**WHAT TO PRODUCE**
Where does the word "filename" show up in the data? Please find each such line and copy it.
● ● ● ● ●
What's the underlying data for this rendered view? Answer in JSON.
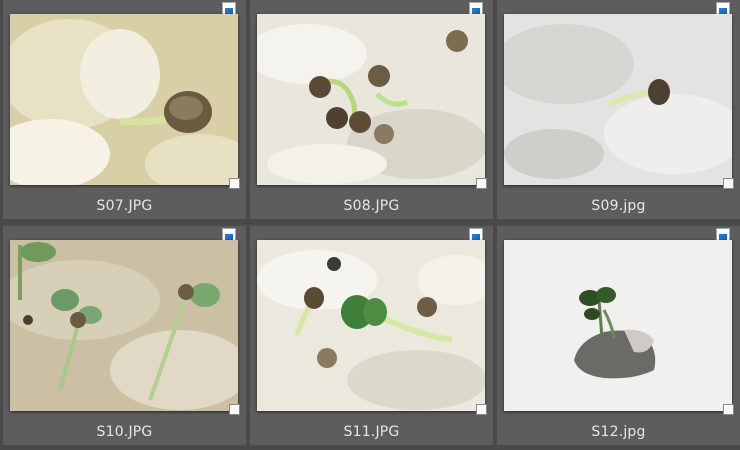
{
  "thumbnails": [
    {
      "filename": "S07.JPG"
    },
    {
      "filename": "S08.JPG"
    },
    {
      "filename": "S09.jpg"
    },
    {
      "filename": "S10.JPG"
    },
    {
      "filename": "S11.JPG"
    },
    {
      "filename": "S12.jpg"
    }
  ],
  "icons": {
    "file_type": "image-file-icon",
    "select": "checkbox-icon"
  },
  "colors": {
    "background": "#4a4a4a",
    "cell": "#5d5d5d",
    "caption_text": "#e6e6e6",
    "icon_blue": "#2d7fd1"
  }
}
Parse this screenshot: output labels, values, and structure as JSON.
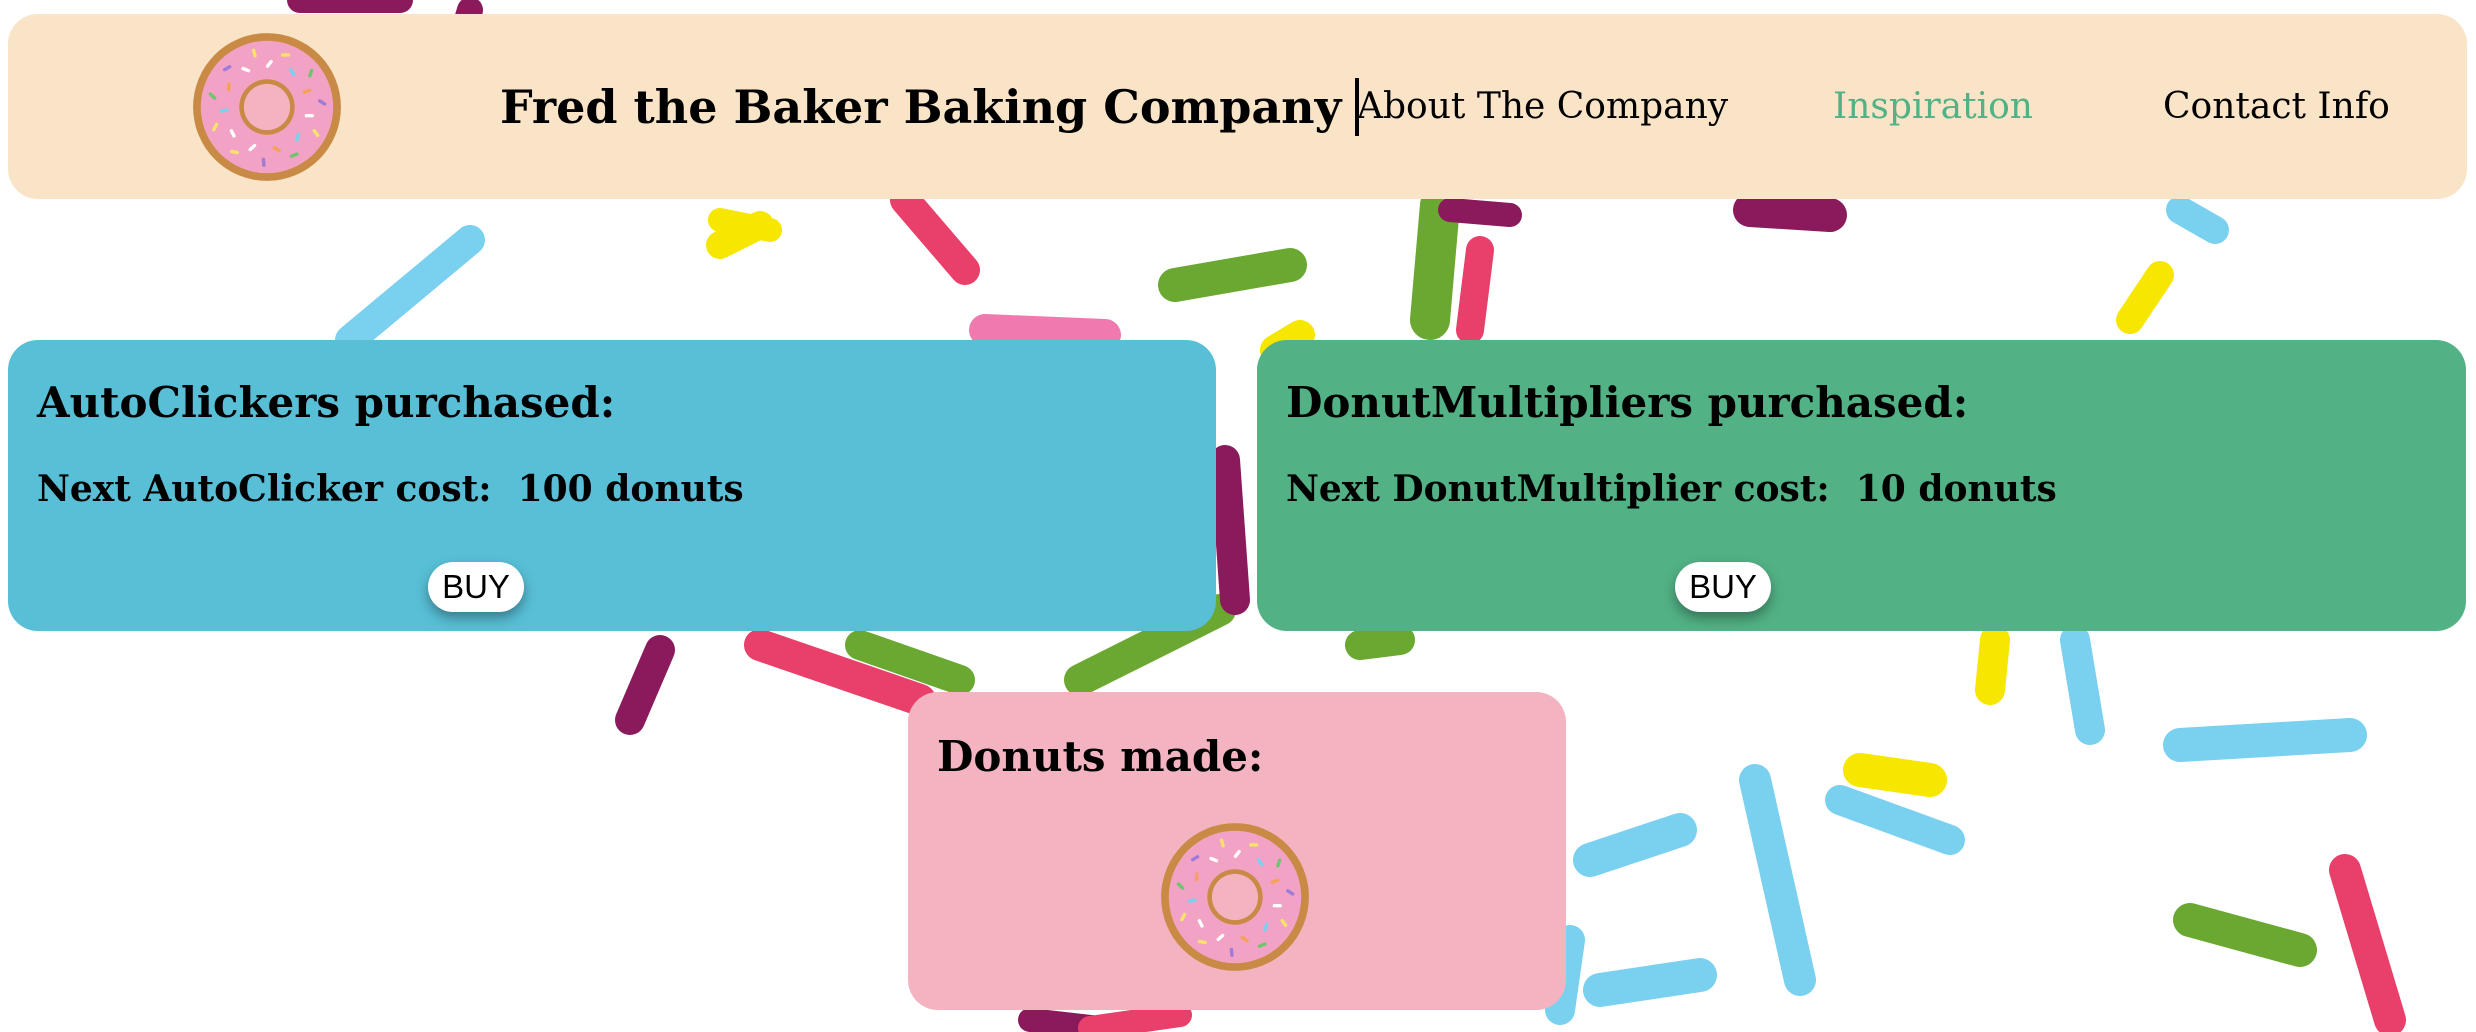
{
  "colors": {
    "header_bg": "#fae4c7",
    "autoclicker_panel": "#58bfd6",
    "multiplier_panel": "#52b185",
    "donuts_panel": "#f4b3c1",
    "nav_active": "#52b185"
  },
  "header": {
    "logo_icon": "donut-icon",
    "brand": "Fred the Baker Baking Company",
    "nav": [
      {
        "label": "About The Company",
        "active": false
      },
      {
        "label": "Inspiration",
        "active": true
      },
      {
        "label": "Contact Info",
        "active": false
      }
    ]
  },
  "autoclicker": {
    "title": "AutoClickers purchased:",
    "cost_label": "Next AutoClicker cost:",
    "cost_value": "100 donuts",
    "buy_label": "BUY"
  },
  "multiplier": {
    "title": "DonutMultipliers purchased:",
    "cost_label": "Next DonutMultiplier cost:",
    "cost_value": "10 donuts",
    "buy_label": "BUY"
  },
  "donuts": {
    "title": "Donuts made:",
    "donut_icon": "donut-icon"
  },
  "background": {
    "icon": "sprinkles-background"
  }
}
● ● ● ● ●
**RESULT**
      "filename": "S07.JPG"
      "filename": "S08.JPG"
      "filename": "S09.jpg"
      "filename": "S10.JPG"
      "filename": "S11.JPG"
      "filename": "S12.jpg"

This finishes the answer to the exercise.